But representatives with the ACLU Maryland, one of the fiercest opponents of the curfew, worry those innocent-sounding interactions with police could turn sinister.
"It's very difficult and very rare that a police department can actually follow through with these curfews .. It's so intensive to enforce it."
"Police aren't social workers," said Sonia Kumar, ACLU Maryland staff attorney. "When we've talked to young people about their interactions with police, they've told a very different story about the nature of those interactions that suggest that in fact these situations will quickly escalate in ways that this bill's supporters are choosing to ignore."
In addition, she said, "What these laws do is give the ability to officers to stop any young-looking person who is outside at a certain time and ask what they're doing, ask for identification. It affects not only those who are explicitly covered by the curfew, but reaches older adolescents and young people as well."
Indianapolis; Oakland, California; and Austin, Texas, are also considering curfews. Cities across the country, including many of the largest cities in the U.S., have already imposed them.
Drago praised the idea for the curfew, but said, "I haven't seen one yet that actually works because it's just too much for police to handle."
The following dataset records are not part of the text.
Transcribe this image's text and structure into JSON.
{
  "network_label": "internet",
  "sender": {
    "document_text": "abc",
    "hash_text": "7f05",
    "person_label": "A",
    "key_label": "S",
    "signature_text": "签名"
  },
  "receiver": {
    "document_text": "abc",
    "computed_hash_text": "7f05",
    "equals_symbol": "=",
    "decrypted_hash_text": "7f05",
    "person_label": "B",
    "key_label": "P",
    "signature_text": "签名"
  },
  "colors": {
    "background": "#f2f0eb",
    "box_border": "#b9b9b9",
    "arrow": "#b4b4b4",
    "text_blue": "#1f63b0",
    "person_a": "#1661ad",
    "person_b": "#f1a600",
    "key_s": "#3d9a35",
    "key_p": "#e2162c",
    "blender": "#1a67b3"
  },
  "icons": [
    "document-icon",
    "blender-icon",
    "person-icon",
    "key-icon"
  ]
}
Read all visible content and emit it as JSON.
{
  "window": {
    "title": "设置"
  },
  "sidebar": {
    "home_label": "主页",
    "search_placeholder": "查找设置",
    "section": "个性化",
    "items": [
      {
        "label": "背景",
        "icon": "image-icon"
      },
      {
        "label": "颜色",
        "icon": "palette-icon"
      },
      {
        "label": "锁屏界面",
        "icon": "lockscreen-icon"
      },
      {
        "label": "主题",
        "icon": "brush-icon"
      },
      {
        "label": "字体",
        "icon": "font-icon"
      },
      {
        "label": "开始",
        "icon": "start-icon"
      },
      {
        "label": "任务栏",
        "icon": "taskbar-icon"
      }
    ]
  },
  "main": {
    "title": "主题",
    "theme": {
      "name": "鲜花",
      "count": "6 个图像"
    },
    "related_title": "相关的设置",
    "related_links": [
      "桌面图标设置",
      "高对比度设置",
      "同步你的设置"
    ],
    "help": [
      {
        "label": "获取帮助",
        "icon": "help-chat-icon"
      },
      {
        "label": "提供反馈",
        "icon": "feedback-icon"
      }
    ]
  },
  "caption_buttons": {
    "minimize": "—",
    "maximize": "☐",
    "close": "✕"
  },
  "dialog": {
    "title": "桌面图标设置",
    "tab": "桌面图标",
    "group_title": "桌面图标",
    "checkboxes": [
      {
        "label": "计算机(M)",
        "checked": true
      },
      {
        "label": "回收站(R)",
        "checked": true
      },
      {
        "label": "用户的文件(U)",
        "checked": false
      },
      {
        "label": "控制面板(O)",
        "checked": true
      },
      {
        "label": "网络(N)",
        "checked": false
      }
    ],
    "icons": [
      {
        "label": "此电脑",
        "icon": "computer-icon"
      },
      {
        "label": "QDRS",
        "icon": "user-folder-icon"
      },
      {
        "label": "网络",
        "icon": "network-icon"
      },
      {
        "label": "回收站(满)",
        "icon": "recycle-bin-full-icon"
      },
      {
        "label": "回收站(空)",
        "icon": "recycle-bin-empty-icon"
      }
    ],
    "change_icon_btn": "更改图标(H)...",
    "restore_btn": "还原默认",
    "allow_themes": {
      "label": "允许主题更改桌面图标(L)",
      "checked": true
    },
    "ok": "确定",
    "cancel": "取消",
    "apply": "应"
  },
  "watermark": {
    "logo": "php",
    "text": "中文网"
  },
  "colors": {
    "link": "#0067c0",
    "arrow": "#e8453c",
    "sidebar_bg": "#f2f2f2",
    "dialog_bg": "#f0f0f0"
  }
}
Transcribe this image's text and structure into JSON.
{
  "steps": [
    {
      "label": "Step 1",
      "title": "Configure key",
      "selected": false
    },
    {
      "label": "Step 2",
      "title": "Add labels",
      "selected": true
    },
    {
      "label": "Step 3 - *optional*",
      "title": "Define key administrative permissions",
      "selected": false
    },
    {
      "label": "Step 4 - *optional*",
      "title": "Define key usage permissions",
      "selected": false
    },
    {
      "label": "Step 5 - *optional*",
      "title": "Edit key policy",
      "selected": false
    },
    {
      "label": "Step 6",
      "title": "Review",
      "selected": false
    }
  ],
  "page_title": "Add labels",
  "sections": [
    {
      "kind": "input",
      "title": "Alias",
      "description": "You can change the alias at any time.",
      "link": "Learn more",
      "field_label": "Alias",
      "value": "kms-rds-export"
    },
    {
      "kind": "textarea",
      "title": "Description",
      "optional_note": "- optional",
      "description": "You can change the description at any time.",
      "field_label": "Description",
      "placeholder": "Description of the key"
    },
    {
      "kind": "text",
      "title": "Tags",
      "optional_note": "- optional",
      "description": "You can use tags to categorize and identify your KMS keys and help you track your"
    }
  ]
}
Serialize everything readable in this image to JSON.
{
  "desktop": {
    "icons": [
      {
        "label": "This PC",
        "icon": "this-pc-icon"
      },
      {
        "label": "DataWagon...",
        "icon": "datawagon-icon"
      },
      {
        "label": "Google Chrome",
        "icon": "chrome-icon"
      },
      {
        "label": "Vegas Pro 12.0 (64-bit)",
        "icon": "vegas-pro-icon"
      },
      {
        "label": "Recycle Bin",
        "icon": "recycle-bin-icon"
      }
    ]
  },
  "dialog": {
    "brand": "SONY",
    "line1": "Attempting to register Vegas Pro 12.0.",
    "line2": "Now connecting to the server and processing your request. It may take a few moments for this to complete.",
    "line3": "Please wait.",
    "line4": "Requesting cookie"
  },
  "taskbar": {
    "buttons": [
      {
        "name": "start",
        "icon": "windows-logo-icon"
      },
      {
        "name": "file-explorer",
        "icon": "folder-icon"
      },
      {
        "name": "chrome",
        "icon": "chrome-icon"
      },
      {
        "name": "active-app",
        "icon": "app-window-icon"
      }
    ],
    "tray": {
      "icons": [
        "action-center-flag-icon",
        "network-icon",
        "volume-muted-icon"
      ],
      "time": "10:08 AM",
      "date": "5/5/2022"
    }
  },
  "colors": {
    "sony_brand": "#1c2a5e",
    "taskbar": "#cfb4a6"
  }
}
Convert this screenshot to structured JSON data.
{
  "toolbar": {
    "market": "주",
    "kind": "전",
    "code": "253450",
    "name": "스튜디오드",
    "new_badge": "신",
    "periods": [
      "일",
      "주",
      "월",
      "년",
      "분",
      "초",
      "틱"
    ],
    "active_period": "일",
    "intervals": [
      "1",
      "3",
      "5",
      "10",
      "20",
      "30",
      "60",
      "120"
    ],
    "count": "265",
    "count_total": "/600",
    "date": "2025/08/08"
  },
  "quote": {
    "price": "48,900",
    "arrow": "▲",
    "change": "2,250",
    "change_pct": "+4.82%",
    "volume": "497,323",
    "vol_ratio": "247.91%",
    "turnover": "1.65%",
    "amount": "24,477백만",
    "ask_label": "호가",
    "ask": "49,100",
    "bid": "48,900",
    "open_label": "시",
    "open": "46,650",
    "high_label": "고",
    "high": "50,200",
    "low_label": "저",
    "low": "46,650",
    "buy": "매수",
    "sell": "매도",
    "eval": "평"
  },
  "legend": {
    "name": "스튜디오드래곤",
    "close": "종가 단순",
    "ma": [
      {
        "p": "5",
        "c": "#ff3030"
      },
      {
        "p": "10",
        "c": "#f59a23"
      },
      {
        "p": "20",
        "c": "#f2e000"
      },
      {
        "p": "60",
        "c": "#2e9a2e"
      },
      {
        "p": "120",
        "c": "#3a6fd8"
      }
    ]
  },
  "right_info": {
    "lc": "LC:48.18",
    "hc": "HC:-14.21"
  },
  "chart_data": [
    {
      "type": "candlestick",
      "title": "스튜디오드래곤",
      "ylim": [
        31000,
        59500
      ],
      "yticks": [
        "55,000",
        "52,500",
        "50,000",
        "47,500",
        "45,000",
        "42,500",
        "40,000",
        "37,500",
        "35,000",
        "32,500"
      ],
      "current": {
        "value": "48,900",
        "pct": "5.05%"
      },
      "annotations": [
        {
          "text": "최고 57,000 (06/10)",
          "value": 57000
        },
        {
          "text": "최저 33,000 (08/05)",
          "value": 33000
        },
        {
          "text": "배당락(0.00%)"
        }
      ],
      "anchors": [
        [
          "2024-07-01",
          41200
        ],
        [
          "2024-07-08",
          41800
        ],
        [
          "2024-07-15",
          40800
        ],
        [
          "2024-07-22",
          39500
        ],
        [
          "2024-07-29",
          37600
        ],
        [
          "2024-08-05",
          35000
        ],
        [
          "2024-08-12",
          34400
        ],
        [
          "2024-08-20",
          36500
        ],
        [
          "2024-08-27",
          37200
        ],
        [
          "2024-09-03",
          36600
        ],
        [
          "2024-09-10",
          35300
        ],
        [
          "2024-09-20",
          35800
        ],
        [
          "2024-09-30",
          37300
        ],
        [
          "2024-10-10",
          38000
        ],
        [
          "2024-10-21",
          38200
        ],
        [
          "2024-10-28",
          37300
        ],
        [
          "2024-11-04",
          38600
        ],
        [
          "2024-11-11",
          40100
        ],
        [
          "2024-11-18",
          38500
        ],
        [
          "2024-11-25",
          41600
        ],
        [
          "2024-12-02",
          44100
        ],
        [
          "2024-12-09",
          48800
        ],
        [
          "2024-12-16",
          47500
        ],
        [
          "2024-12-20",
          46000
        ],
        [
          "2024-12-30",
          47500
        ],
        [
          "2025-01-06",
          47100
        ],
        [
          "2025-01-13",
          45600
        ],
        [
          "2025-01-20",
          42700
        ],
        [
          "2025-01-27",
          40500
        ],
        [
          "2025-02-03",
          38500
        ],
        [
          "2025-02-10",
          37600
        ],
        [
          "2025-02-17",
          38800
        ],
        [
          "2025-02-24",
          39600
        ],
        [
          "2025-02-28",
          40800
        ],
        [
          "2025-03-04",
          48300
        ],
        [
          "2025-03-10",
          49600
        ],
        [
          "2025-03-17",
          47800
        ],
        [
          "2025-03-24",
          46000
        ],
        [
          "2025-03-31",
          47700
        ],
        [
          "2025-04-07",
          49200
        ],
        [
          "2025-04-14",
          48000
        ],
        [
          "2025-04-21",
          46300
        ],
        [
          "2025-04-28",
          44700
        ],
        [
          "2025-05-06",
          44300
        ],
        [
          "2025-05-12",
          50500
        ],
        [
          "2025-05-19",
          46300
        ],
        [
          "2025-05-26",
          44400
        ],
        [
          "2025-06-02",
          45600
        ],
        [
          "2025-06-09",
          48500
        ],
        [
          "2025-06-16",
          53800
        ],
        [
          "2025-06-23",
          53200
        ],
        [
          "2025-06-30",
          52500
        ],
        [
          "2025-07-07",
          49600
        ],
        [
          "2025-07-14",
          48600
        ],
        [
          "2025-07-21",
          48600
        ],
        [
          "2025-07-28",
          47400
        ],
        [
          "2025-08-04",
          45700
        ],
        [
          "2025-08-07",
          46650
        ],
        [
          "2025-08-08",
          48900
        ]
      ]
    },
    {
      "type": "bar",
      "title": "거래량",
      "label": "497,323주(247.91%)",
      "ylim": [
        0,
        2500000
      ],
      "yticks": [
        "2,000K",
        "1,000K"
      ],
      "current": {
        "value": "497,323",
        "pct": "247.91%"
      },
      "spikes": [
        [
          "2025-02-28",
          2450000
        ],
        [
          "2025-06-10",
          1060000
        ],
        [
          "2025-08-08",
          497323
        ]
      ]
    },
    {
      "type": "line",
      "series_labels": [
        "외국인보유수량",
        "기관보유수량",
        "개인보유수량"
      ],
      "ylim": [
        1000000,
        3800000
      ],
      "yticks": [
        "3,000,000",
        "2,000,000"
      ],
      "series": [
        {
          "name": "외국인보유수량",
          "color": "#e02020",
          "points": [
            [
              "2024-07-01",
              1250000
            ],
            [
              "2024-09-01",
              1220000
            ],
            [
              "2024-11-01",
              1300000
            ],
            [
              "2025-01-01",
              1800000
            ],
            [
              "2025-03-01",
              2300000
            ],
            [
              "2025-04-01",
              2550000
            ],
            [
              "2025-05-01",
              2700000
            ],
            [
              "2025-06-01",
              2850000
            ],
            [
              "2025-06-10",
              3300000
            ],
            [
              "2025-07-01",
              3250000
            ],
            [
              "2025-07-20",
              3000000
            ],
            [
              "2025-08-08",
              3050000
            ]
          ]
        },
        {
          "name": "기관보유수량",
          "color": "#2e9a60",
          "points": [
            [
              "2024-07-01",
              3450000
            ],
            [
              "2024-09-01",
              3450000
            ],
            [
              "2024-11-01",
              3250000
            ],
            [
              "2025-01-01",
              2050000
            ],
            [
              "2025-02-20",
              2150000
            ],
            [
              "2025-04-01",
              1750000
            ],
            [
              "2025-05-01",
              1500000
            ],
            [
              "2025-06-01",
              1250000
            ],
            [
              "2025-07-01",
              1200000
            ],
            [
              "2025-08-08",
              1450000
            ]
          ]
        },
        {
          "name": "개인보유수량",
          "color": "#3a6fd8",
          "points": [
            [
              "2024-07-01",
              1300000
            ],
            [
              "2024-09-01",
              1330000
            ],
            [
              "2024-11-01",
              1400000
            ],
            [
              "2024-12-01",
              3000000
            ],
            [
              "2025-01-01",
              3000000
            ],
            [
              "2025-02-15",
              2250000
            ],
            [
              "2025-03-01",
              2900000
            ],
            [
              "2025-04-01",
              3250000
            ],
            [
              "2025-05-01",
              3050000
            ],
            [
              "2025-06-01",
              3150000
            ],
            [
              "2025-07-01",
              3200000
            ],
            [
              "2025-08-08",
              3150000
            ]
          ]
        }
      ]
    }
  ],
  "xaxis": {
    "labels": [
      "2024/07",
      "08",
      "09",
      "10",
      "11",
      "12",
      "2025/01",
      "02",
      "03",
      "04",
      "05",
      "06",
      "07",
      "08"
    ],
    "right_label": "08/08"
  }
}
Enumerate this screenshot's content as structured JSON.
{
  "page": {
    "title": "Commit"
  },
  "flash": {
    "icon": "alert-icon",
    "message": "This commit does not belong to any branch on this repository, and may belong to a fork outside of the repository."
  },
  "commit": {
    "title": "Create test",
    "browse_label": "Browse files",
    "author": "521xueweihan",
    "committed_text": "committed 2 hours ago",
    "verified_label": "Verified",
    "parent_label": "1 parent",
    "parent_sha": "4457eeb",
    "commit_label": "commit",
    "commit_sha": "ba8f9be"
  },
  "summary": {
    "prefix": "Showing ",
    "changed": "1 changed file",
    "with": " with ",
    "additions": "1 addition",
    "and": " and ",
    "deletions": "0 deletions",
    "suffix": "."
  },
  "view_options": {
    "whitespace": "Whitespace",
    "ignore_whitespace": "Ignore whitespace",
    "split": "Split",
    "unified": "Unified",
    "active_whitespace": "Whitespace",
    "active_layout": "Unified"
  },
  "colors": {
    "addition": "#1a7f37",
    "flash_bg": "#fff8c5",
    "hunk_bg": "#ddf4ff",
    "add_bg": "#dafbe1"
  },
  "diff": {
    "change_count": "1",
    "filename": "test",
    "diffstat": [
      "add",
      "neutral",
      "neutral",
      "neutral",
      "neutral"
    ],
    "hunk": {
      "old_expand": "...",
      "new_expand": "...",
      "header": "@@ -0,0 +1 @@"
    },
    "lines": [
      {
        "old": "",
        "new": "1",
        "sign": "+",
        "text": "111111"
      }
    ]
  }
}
Baltimore's Homeless Persons Representation Project, a non-profit that provides free legal services to homeless people and fears what the curfew will mean for the city's more than 2,400 homeless youth.
"I'm really concerned that this is going to push them farther into the shadows. They're already very hard for us to connect with, and a threat of increased police contact will make them even harder to find," said Ingrid Lofgren, an attorney for the group.
Working with the ACLU, the non-profit developed an alternative plan to the more stringent curfew, which it submitted to the city council.
"It would be great if there were more drop-in centers and shelters that were open during the evening hours that the curfew now covers, so young people can voluntarily have somewhere to go, particularly homeless youth," she said.
And instead of imposing a tougher curfew, Lofgren said, officials should try to improve the current curfew — which allows kids under 17 to stay out until 11 p.m. during the week and midnight on weekends.
"We just really question why this expansion is necessary when there hasn't been anything showing that the existing curfew has been effective at all," she said.
Richard Weinblatt, dean of the school of public and social services at Ivy Tech Community College in Indianapolis and a former police chief, said curfews are only effective if they're tailored to the specific community they're imposed in.
"We have to be very, very careful because it's a nice, quick, easy fix that looks good from a politician's perspective, but you can't take a simplistic execution to it," he said.
Adding more after-school programs hand-in-hand with the curfew, as detractors have suggested, would help ensure the success of the curfew, he said. And police training is absolutely necessary.
"There has to be some enhanced training for the officers and there has to be a leadership that really sends a message to the officers to try to make that into a positive experience," he said.